• WORK ORDER: Whenever a line in the listing below holds the string "Schedule", include it in the count. Say how many such lines there are and nothing more.

• DATA UNDER STUDY:
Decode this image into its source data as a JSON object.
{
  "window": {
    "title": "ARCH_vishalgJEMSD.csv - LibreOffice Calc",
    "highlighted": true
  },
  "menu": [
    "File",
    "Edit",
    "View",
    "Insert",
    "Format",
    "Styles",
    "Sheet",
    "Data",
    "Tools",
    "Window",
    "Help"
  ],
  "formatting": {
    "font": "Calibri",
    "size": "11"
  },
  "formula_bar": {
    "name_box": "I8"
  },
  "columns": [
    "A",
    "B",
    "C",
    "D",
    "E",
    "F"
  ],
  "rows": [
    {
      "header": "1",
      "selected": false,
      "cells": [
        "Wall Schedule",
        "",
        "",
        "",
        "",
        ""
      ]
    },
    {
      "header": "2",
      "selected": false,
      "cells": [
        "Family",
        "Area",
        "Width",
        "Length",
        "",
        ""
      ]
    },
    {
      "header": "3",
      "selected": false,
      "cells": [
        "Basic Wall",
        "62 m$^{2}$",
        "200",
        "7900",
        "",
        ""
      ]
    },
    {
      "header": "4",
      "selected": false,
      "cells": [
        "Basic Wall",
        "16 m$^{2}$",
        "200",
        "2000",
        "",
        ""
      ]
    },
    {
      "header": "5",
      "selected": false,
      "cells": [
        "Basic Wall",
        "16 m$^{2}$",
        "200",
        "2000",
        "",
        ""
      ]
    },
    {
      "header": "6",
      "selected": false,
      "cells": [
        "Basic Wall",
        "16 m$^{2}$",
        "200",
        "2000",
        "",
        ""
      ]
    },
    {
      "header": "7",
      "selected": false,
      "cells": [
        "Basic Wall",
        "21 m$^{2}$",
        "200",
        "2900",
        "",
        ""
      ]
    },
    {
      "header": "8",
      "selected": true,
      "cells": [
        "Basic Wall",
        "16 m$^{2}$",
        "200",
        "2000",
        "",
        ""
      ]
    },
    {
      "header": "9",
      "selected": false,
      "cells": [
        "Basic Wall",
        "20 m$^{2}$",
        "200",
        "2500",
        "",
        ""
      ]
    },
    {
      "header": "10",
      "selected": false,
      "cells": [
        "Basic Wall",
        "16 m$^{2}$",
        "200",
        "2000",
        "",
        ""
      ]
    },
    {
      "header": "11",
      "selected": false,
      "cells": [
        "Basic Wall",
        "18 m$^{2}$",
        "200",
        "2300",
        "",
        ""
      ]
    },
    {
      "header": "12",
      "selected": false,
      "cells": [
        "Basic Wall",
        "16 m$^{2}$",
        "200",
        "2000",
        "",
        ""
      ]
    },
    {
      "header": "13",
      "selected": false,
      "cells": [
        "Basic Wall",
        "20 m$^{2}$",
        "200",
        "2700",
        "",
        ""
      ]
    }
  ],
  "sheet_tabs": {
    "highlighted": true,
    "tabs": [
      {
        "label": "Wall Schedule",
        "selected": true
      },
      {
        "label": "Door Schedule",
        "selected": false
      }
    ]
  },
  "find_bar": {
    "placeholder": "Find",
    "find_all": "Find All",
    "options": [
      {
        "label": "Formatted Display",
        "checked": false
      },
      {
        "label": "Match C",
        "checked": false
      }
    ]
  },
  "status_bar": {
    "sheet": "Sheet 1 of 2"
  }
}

• ANSWER BOX: 3